Oh, and just to add insult to injury in the film, the evil black man who eyes the young woman with bad intentions was played by a white man in blackface.
One of the documentary's strength was the well-chosen talking heads from author Bryan Stevenson to Angela Davis to Newt Gingrich to Henry Louis Gates, with one of the most compelling being author Michelle Alexander, who wrote "The New Jim Crow: Mass Incarceration in the age of Colorblindness," a reality that began with convict leasing after emancipation.
Laying out the case for how capitalism factors into this (companies like Verizon and Aramark make ridiculous amounts of money by servicing prisons), as does politics (look up ALEC to find out how politicians and corporations are in bed writing legislative bills that perpetuate the prison industrial complex) and, let's be real, racism.
It was impossible not to cry during a segment about a young man who was wrongly accused of a crime and deliberately chose not to take a plea because he wasn't guilty and wanted to make a stand. He spent three years in prison enduring beatings before being released due to lack of evidence.
On camera, he looked sweet and shaken by what he'd endured, all of it unnecessary. But it's when the voice-over says that a couple years later, he committed suicide that tears and sniffles began in the auditorium. Absolutely heartbreaking and not even all that unusual.
Mac and I walked out of there shaken and disturbed, as we should have been, by what we'd seen. So naturally, tonight we headed to Criterion to see "I Am Not Your Negro," a look at race relations by way of one of the most literate black men of the 20th century on the subject.
Using the first 30 pages of a book playwright, poet, novelist and social critic James Baldwin began and didn't finish before he died, the film uses words from that manuscript read by Samuel L. Jackson to frame a look at race relations using TV and film footage from the Civil Rights era, along with footage of Baldwin on Dick Cavett's TV show and at lectures and debates at various universities.
Listening to him make a case for how the races were portrayed by Hollywood (black men like Sidney Poitier and Harry Belafonte were not allowed to appear sexy so as not to offend white sensibilities), in government films, ads and training films while watching such things was both revelatory and upsetting.
What was striking was how Baldwin's words transcended time and sound just as applicable to today's race conversation as they did then. "The world was never white," he says, reminding me of a cartoon I'd seen on Facebook earlier.
A white man and a Native American are listening as the radio announces that for the first time, non-white baby births have exceeded white baby births in the U.S. "Second time," the Native American says. Boom.
Tonight's film ended with Baldwin making the case that as a nation, we'll never get our act together until we deal with race and inequality, a fact of life that's not going to go away until we have hard talk and changed behavior.

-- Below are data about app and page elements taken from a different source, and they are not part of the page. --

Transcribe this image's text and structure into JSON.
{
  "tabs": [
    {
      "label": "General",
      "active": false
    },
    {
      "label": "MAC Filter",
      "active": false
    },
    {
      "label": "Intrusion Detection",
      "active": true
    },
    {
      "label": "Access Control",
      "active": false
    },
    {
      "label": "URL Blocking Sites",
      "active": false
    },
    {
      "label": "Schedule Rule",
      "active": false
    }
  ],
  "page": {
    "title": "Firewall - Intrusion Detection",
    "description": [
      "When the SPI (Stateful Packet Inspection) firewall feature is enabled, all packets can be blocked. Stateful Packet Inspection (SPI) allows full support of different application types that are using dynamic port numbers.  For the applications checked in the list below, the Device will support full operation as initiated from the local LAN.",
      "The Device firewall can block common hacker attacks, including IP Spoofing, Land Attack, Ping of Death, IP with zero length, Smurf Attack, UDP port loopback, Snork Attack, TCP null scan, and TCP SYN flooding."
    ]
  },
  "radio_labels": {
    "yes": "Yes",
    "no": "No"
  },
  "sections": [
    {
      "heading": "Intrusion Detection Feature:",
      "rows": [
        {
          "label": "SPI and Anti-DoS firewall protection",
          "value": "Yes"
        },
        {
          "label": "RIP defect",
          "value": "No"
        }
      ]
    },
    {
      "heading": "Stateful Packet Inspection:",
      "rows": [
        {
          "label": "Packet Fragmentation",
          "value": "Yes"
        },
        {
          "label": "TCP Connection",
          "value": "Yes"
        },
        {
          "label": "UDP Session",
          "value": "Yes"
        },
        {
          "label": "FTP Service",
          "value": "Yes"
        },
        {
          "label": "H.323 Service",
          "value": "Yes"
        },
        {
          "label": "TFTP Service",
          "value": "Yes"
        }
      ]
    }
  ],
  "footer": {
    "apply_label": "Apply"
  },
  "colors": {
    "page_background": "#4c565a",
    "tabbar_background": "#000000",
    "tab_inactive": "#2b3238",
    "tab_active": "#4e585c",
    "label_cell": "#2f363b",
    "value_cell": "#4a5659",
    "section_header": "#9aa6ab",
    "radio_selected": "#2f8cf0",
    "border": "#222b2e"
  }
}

Over Garnett's coconut cake with chocolate frosting, Mac and I agreed that between Baldwin's words and Haitian director Raoul Peck's chosen visuals, it was too much to process in one viewing.
That's undoubtedly a good thing because it provides incentive to experience it again and reconsider the talking points Baldwin so eloquently stated throughout the film.
Not everything that is faced can be changed, but nothing can be changed until it is faced.
Truth in a time when we couldn't need it more.